I’ve had this post in my drafts for years, and I’ve vacillated about the merits of posting it. Interest in topics like diversity in editing and publishing seems to be growing, though, so I figured I’d throw this one out there, if for no other reason than to get it out of my drafts folder. Maybe it will spur some interesting discussion.
“I’m changin’ my name to George,” fellow editor Grace Yaginuma emailed me in 2012, when we were both relatively new to freelancing after leaving our respective in-house jobs. She linked to a blog post about how much more easily a freelance copywriter landed work when she went by “James Chartrand.”
“You know,” I wrote back, “I’ve never considered my gender to be a problem in our line of work—there are just so many women doing what we do—but I do often wonder if the ‘Cheung’ and ‘Yaginuma’ lead to assumptions that we don’t speak English.”
When I started my business, I hadn’t yet built up an archive of blog posts that (I hope, anyway) give me professional credibility. I had a strong network within Canadian book publishing, but, outside of that industry—which is brilliant and fulfilling but notoriously low paying—all anyone had to go on when I looked for work was my name. What kind of first impression does it give?
Study after study has shown that job applicants with “foreign-sounding” names have a harder time landing interviews. Is the problem compounded when the job demands expertise in language?
It’d be wonderful if people took the time to look into their editors’ qualifications before deciding whom to hire, but we know that doesn’t always happen. I’ve undoubtedly missed out on the odd contract because a prospective client saw my Chinese name and moved on to other editors, but I tend to take a sour-grapes approach to these cases, convincing myself that I probably wouldn’t have wanted to work with them anyway. I think this attitude, delusional or not, has served me relatively well.

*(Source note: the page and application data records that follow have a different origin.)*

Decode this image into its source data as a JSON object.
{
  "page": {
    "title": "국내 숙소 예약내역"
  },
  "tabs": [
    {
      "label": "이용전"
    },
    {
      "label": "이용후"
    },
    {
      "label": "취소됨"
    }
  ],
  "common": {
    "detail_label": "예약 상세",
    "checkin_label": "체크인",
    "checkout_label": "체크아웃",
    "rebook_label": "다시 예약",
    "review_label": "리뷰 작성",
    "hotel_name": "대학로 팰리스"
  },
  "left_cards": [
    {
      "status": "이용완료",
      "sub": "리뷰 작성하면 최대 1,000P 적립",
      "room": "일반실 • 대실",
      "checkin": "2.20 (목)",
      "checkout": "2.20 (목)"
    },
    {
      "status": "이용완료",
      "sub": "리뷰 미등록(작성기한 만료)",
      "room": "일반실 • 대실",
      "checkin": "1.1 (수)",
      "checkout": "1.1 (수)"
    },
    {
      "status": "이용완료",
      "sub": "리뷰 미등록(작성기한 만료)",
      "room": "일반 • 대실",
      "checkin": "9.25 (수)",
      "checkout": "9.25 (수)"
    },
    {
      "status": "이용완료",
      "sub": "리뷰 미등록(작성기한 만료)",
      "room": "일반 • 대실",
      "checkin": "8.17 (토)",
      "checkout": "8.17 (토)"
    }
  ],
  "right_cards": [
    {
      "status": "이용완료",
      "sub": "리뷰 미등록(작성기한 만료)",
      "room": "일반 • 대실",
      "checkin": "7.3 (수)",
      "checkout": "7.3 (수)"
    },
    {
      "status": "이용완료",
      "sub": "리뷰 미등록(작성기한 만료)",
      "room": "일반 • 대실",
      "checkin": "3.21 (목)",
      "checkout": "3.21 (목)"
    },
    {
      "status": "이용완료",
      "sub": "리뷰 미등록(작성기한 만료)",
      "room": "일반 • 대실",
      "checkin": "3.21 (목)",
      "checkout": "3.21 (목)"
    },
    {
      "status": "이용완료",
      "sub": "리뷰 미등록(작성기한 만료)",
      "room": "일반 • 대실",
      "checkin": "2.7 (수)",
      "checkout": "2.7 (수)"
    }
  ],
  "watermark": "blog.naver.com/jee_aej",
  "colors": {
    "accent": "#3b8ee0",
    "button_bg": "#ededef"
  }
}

To be perfectly clear: I have never once felt overtly discriminated against as an editor because of my name or ethnicity, and I’m lucky to be one of a group of bright, industrious, and conscientious colleagues who don’t hesitate to recommend one another for work. That said, I wonder sometimes if I would have tried as hard to find ways to show that I know what I’m talking about if I hadn’t felt that my name gave me a bit of a disadvantage.
I’m likely better off for it, but the initial impostor syndrome, some of it definitely name induced, was something I had to work through. When I started freelancing, I was acutely aware that anything I wrote—whether an email or an invoice or a blog post or a tweet—was a work sample, and I attacked these writing tasks with probably unnecessary fastidiousness. Only in the past couple of years, knowing that the people who matter to me will take me and my work seriously, have I let myself relax somewhat and embrace nonstandard constructions more playfully in my own writing.
Has your name affected your work? I’d be keen to hear others’ stories.